25Other atypicals pigmented or not pigmentation in the light in the dark growthfastslow
26Mycolic acids mycobacteria longest chain length strongly acid fast nocardiaintermediate chain lengthweakly acid fastcorynebacteriashortest chain lengthnot acid fast
27Most found in US – Rare in Africa. Annual frequency in AIDS – 10-20%. Mycobacterium avium complex (MAC)Most common bacterial opportunistic infection (OI) in adults infected with HIV in the developed world.Most found in US – Rare in Africa.Annual frequency in AIDS – 10-20%.Occurs late in HIV infection. Mean CD4+ Count ~ 10-30/μL. (TB occurs early.)Inhaled or ingested from environment.Spreads via lymphatics then hematogenously.Taken up in reticuloendothelial organs.
28Mycobacterium avium complex (MAC) Symptoms in the AIDS Patient: Disseminated GastrointestinalFever Chronic Diarrhea & Night Sweats Abdominal PainWeight Loss MalabsorptionMalaise Cholestatic JaundiceAnemiaElevated LFTs(Alkaline Phosphatase)
29MAC in the Non-HIV/AIDS Patient: More common as a cause of pulmonary disease in persons born in United States than TB.2) Increasing in incidence over the last years.3) Progressive pulmonary disease on x-ray and clinically.4) Sputum culture positive.5) Dissemination rare to non-existent.
30Diagnosis of MAC in AIDS Biopsy of the involved reticuloendothelialorgans with acid fast stain and/or culture.Blood culture. (85% ofpatients with disseminatedMAC are mycobacteremic.)EID CDC
33NAME OF DISEASE: Buruli ulcers, Mycoburuli ulcers ETIOLOGICAL AGENT:Mycobacterium ulcerans. It grows only at temperatures below 37° C, is non-chromogenic and niacin-negative and extracellular OVERVIEW:An ulcer of the skin and underlying tissue is the sole symptom due to the unique temperature requirements of the organism. The disease is most common along the Nile River but is also found in Southeast Asia, Australia and Mexico.PATHOGENESIS:The organism can apparently penetrate the unbroken skin where it produces an ulcer. Despite extensive necrosis, lesions are painless, symptoms of systemic disease are absent and there is little histological evidence of an initial acute inflammatory response. Focal necrosis extends through the dermis and adipose tissue and into muscle. The cause of this necrosis is mycolactone.

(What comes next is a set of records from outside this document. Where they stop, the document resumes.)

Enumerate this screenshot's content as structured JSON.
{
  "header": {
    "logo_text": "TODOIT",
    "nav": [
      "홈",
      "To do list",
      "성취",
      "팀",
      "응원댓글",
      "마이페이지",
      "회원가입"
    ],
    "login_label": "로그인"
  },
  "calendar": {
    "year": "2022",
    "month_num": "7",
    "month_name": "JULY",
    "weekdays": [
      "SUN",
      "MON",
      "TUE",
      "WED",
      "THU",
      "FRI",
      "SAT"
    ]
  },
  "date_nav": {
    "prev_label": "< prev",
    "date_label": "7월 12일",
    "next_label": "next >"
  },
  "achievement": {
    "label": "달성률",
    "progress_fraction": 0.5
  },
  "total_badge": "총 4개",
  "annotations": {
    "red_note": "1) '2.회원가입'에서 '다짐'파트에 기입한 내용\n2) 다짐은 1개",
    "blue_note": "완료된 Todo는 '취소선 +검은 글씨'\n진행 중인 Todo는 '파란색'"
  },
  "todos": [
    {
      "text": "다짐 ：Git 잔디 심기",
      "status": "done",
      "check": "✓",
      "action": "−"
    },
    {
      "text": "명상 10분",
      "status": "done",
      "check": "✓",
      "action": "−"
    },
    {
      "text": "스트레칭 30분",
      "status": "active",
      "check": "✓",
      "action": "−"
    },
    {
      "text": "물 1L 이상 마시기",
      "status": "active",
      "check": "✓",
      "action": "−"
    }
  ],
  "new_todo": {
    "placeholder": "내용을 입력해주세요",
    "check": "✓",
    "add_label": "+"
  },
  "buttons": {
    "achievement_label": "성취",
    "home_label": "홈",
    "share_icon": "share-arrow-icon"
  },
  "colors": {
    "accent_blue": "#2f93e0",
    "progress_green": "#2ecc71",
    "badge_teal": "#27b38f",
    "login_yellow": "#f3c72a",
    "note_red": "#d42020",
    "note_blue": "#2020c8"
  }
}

34Mycobacterium marinum Swimming pool granuloma: Localized nodular skin inflammation (small reddish raised areas of skin) caused by a bacterium called Mycobacterium marinumAtypical Mycobacterium found in salt and fresh water. M marinum is the most common atypical Mycobacterium to cause infection in humans. Infection occurs following primary inoculation of a skin abrasion or puncture and manifests as a localized granulomaContact with an aquarium, salt water, or marine animals such as fish or turtles. Exposure to M marinum via swimming pools is rare these days because most pools are chlorinated.Cultures at 25-32°C may grow acid-fast bacilli in 7-21 days. The organisms are photochromogens